Task requirements:
Could you print all the entries below exactly as they appear, omitting the pictures?

Records shown:

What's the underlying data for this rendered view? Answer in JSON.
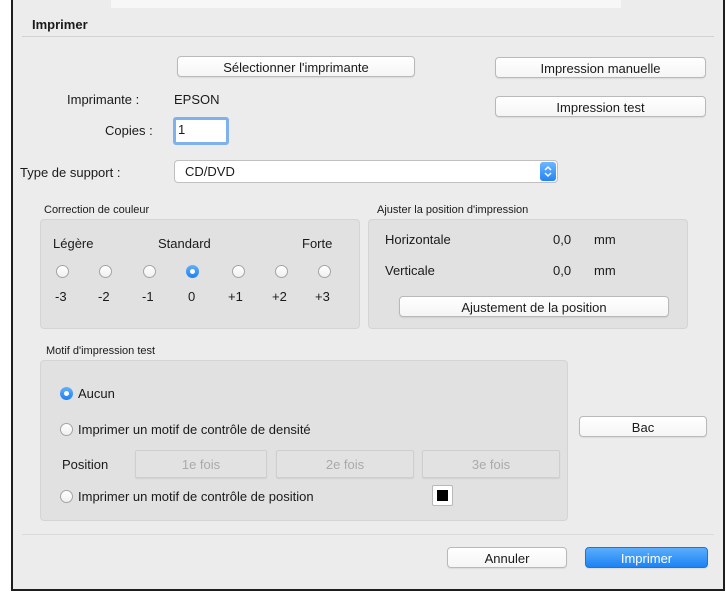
{
  "dialog": {
    "title": "Imprimer"
  },
  "header_buttons": {
    "select_printer": "Sélectionner l'imprimante",
    "manual_print": "Impression manuelle",
    "test_print": "Impression test"
  },
  "printer": {
    "label": "Imprimante :",
    "value": "EPSON"
  },
  "copies": {
    "label": "Copies :",
    "value": "1"
  },
  "media_type": {
    "label": "Type de support :",
    "selected": "CD/DVD"
  },
  "color_correction": {
    "title": "Correction de couleur",
    "left_label": "Légère",
    "center_label": "Standard",
    "right_label": "Forte",
    "options": [
      "-3",
      "-2",
      "-1",
      "0",
      "+1",
      "+2",
      "+3"
    ],
    "selected": "0"
  },
  "position_adjust": {
    "title": "Ajuster la position d'impression",
    "horizontal_label": "Horizontale",
    "horizontal_value": "0,0",
    "horizontal_unit": "mm",
    "vertical_label": "Verticale",
    "vertical_value": "0,0",
    "vertical_unit": "mm",
    "button": "Ajustement de la position"
  },
  "test_pattern": {
    "title": "Motif d'impression test",
    "option_none": "Aucun",
    "option_density": "Imprimer un motif de contrôle de densité",
    "position_label": "Position",
    "positions": [
      "1e fois",
      "2e fois",
      "3e fois"
    ],
    "option_position": "Imprimer un motif de contrôle de position",
    "selected": "Aucun"
  },
  "tray_button": "Bac",
  "footer": {
    "cancel": "Annuler",
    "print": "Imprimer"
  },
  "colors": {
    "accent": "#1d82f3",
    "window_bg": "#ececec",
    "group_bg": "#e1e1e1"
  }
}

Answer area:
What's the underlying data for this rendered view? Answer in JSON.
{
  "dialog": {
    "title": "Imprimer"
  },
  "header_buttons": {
    "select_printer": "Sélectionner l'imprimante",
    "manual_print": "Impression manuelle",
    "test_print": "Impression test"
  },
  "printer": {
    "label": "Imprimante :",
    "value": "EPSON"
  },
  "copies": {
    "label": "Copies :",
    "value": "1"
  },
  "media_type": {
    "label": "Type de support :",
    "selected": "CD/DVD"
  },
  "color_correction": {
    "title": "Correction de couleur",
    "left_label": "Légère",
    "center_label": "Standard",
    "right_label": "Forte",
    "options": [
      "-3",
      "-2",
      "-1",
      "0",
      "+1",
      "+2",
      "+3"
    ],
    "selected": "0"
  },
  "position_adjust": {
    "title": "Ajuster la position d'impression",
    "horizontal_label": "Horizontale",
    "horizontal_value": "0,0",
    "horizontal_unit": "mm",
    "vertical_label": "Verticale",
    "vertical_value": "0,0",
    "vertical_unit": "mm",
    "button": "Ajustement de la position"
  },
  "test_pattern": {
    "title": "Motif d'impression test",
    "option_none": "Aucun",
    "option_density": "Imprimer un motif de contrôle de densité",
    "position_label": "Position",
    "positions": [
      "1e fois",
      "2e fois",
      "3e fois"
    ],
    "option_position": "Imprimer un motif de contrôle de position",
    "selected": "Aucun"
  },
  "tray_button": "Bac",
  "footer": {
    "cancel": "Annuler",
    "print": "Imprimer"
  },
  "colors": {
    "accent": "#1d82f3",
    "window_bg": "#ececec",
    "group_bg": "#e1e1e1"
  }
}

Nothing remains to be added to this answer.